At this point scientists could have proudly proclaimed they had _proved_ that the Earth was the centre of the universe, and everything rotated around us. The enormous centrifugal force on distant galaxies was countered by erm, err ... magic. Luckily, hammered in the face by experimental evidence, the theories of luminiferous aether and the grand universal system of co-ordinates were shoved in the dustbin and replaced by special relativity.
Newtons laws of motion are wrong. They make excellent predictions for low velocities, but get worse and worse as velocity increases and are completely useless near the speed of light. Likewise Newton's law of gravity is completely wrong. It gives good results for the gravitational field of a planet that start to go a bit wonky near a star. When you get really strong gravitational fields near a neutron star or black hole, you need general relativity to calculate what happens.

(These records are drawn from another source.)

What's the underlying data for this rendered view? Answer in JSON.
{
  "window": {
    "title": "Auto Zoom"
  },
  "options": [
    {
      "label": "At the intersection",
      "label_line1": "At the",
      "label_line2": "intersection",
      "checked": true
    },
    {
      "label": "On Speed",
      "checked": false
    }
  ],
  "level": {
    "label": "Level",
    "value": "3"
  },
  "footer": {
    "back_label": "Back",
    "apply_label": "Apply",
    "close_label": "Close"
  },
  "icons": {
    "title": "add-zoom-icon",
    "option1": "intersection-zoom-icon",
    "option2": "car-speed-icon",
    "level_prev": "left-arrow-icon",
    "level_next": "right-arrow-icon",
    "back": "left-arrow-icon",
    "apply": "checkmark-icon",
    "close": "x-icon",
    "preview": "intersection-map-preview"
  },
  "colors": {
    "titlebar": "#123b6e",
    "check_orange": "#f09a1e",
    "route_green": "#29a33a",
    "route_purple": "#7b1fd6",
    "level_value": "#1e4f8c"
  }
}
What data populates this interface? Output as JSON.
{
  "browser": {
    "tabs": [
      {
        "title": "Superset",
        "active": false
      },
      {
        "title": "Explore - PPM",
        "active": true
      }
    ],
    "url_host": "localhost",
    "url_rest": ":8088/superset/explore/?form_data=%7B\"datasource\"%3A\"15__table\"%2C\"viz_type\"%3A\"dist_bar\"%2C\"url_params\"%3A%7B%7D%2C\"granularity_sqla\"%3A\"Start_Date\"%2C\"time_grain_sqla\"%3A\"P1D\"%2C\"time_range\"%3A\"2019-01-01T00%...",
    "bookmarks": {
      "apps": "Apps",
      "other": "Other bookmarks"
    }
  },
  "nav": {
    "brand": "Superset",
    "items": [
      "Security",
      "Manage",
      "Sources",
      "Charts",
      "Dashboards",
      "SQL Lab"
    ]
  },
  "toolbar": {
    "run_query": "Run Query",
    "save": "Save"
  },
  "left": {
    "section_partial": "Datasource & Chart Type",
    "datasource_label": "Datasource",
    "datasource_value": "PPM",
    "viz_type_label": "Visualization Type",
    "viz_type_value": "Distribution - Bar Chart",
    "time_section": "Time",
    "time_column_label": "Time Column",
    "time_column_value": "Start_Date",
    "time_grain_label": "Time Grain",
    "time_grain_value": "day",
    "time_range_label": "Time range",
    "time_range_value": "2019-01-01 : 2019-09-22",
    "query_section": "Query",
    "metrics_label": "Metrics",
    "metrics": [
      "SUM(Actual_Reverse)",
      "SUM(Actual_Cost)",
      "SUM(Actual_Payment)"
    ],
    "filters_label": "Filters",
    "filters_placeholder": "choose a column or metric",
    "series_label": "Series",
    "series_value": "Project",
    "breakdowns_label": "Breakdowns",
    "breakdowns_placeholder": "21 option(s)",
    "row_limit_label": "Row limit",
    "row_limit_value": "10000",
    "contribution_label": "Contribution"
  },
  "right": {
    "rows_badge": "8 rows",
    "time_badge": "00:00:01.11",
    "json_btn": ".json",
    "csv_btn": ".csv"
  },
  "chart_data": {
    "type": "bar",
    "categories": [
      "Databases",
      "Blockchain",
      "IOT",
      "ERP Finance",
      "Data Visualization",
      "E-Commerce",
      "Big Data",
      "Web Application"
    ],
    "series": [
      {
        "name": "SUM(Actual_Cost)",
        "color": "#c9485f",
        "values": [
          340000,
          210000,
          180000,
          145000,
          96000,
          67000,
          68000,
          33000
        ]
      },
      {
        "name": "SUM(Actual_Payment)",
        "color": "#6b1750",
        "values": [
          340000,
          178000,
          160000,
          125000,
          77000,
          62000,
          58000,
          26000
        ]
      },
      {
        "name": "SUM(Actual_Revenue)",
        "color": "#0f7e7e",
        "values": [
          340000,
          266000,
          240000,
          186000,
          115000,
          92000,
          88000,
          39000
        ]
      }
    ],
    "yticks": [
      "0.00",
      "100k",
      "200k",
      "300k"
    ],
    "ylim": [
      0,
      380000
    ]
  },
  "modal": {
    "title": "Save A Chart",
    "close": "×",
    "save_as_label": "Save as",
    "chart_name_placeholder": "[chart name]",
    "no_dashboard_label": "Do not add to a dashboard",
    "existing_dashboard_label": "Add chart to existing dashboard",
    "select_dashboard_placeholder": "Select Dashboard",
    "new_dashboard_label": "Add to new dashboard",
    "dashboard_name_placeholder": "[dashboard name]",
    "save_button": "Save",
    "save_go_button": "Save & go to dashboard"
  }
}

As I am a scientist, I would love to test climatology with an experiment. All I need is a million copies of Earth, and to be dictator of all of them for a few centuries. I would impose different carbon emission limits on each planet and draw some graphs showing how carbon emissions relate to climate. Anyone willing to provide a grant to fund my experiment?
Without such an experiment, I am happy to reduce carbon emissions as a precaution against the possible effects predicted by simulations. Statements about inevitable doom based on climate _simulations_ wind me up. Luckily, certainty is not required as there are excellent reasons not to be completely dependent on fossil fuels that have nothing to do with the climate. Lets build a few windmills where they are cost effective, put in solar panels where the sun shines and build a pile of nuclear power stations so we do not need to burn mountains of coal, oil and gas bought at enormous expense from countries where we are not entirely popular.
It would be nice if people's attention span could last long enough for 'this theory has not yet been proved wrong'. Until then, I am going to have to put up with 'this theory is true'. It would be great if climatology were a science based on experiments instead of simulation. No-one can afford the experiments. It would be astounding if the UK adopted an energy policy that actually added up but if we cannot have that aren't we lucky that anyone mentioning the problem online can be silenced by the state?